A group of Portuguese scientists has been working since last May on a way of ‘domesticating’ the SARS-CoV-2 virus – transforming it “from a wolf to a dog”.
Project coordinator Cecília Arraiano working out of the Institute of Chemical and Biological Technology at the New University of Lisbon (ITQB NOVA) was a guest last night on SIC’s late-night television news explaining how investigators have already managed to reduce the virus’ replication rate by 50%, and are ‘almost ready’ to say which drugs will work to protect those who contract this so-called RNA virus and may not have been vaccinated.
The discovery “will bring a lot of hope”, she admitted – outlining the way ahead: the formula will need to be patented, and then it will be up to large pharmaceutical companies to carry out clinical tests leading to commercialisation.
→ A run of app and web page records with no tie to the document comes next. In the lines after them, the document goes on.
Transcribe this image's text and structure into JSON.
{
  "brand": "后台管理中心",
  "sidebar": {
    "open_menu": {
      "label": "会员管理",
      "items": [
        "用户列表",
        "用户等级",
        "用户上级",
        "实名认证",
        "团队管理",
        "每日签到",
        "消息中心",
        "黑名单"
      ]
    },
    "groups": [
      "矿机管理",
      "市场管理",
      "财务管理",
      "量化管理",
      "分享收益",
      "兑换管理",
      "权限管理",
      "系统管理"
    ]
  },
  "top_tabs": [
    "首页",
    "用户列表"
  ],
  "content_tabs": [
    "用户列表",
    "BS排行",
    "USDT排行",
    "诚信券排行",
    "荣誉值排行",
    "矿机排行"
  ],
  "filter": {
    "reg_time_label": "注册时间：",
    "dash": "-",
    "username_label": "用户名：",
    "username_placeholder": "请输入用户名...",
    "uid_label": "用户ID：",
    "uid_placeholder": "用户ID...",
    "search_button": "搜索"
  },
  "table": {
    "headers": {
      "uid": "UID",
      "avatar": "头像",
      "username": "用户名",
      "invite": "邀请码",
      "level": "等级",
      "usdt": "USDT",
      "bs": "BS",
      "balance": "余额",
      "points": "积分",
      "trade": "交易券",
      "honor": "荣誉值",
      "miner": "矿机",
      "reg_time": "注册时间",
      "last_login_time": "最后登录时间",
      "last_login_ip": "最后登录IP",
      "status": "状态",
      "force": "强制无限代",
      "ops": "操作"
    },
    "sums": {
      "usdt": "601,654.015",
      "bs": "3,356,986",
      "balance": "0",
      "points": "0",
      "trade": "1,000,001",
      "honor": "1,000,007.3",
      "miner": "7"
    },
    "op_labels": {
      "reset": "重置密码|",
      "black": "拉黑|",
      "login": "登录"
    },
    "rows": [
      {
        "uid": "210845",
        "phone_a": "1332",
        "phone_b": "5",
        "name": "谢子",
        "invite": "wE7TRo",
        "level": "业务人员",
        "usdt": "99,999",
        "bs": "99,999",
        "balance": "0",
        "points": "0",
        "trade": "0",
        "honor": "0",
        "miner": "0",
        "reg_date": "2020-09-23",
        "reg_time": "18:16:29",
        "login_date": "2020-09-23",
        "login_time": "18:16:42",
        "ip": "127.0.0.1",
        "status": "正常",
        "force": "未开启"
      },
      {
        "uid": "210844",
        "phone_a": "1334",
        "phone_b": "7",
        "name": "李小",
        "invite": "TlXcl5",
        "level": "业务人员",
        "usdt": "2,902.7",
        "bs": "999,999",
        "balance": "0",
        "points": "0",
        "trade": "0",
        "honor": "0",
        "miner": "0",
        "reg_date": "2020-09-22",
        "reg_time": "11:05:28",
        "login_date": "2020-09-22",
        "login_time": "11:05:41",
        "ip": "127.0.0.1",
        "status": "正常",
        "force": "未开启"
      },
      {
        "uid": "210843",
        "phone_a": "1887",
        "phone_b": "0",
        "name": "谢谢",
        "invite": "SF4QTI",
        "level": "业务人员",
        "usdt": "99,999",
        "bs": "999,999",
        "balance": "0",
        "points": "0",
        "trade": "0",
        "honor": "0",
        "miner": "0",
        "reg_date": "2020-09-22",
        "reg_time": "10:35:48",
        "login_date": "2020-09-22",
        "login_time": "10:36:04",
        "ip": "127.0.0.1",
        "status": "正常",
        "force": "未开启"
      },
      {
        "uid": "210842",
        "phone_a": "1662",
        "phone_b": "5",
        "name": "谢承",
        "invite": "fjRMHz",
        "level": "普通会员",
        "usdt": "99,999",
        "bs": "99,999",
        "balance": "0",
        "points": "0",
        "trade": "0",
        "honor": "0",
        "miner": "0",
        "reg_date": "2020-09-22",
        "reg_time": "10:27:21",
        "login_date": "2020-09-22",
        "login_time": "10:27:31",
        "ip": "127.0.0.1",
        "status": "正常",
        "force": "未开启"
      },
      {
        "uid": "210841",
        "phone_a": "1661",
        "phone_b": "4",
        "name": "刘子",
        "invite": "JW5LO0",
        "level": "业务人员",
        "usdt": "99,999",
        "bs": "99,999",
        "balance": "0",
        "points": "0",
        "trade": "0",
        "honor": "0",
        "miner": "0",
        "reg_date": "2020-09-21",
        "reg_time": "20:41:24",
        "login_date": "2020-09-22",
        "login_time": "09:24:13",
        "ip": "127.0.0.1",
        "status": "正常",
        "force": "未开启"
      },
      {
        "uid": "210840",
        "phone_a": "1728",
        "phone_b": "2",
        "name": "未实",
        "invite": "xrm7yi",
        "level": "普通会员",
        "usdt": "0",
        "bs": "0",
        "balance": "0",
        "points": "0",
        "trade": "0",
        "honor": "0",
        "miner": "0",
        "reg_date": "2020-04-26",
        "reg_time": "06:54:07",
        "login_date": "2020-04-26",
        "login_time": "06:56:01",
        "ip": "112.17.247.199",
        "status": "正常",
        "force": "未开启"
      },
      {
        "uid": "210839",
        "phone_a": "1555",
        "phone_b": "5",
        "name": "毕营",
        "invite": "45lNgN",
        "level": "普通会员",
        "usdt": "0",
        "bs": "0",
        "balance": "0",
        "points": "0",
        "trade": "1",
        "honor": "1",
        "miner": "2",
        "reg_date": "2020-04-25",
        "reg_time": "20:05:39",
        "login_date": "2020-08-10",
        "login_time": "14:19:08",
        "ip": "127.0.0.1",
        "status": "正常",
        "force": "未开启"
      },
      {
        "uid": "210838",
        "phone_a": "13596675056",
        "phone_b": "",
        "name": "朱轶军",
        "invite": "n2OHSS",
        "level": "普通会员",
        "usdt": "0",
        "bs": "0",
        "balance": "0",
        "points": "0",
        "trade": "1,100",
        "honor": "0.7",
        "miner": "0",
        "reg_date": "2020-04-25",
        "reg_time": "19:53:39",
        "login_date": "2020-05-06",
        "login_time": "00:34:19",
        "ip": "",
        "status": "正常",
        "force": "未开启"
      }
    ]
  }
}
“Our focus is on anyone who gets Covid-19 taking this remedy and ending up with a cold”, she told SIC, stressing that “coronaviruses are colds”.
Instead of combating SARS-CoV-2 with a vaccine, the strategy has been to combat it by reducing its ‘power’ to the point that people “won’t need to go to hospital”.
With various ‘furores’ raging over the vaccine process – if not the long-term efficacy of the vaccines themselves – this news coming out of ITQB NOVA is very exciting indeed.
The doctor in genetics who heads ITQB’s Control of Gene Expression Lab went so far as to suggest the drug treatment would ensure more protection to ‘emerging variants’ than current vaccines.
Público carried an article on her team’s research earlier this month, explaining that ‘teams at the institute have managed to characterise an important protein for the replication of this coronavirus, nsp14, on a biochemical level and later made a computational model. This way they discovered the “parts” that can be used to silence the protein”, transforming it from a terrifying wolf to a perfectly companionable dog.
INIAV, the national institute of agrarian and veterinarian investigation, has also been involved in the research which has largely been conducted by women.
Says Público, the teams have been dubbed the “RNA girls”. There is even a text online describing Cecília Arraiano as ‘Madame Ribonucleases’ (referring to her in-depth knowledge of the genetic material of RNA viruses).
In other words, these researchers are uniquely equipped to ‘make a difference’ – and clearly Cecília Arraiano believes they already have.
She made specific reference last night to the fact that all this research has been done out of Portugal – “very well and very fast”.
It’s a question now of patenting the discovery and getting a pharmaceutical company to believe in it sufficiently to take it out into the world.
But for the wider Portuguese public it was a pity that the interview was broadcast at a quarter to 11, and not at prime-time when the bulk of the country would have been watching.
For anyone who can understand Portuguese and would like to hear Cecília Arraiano’s interview (click here).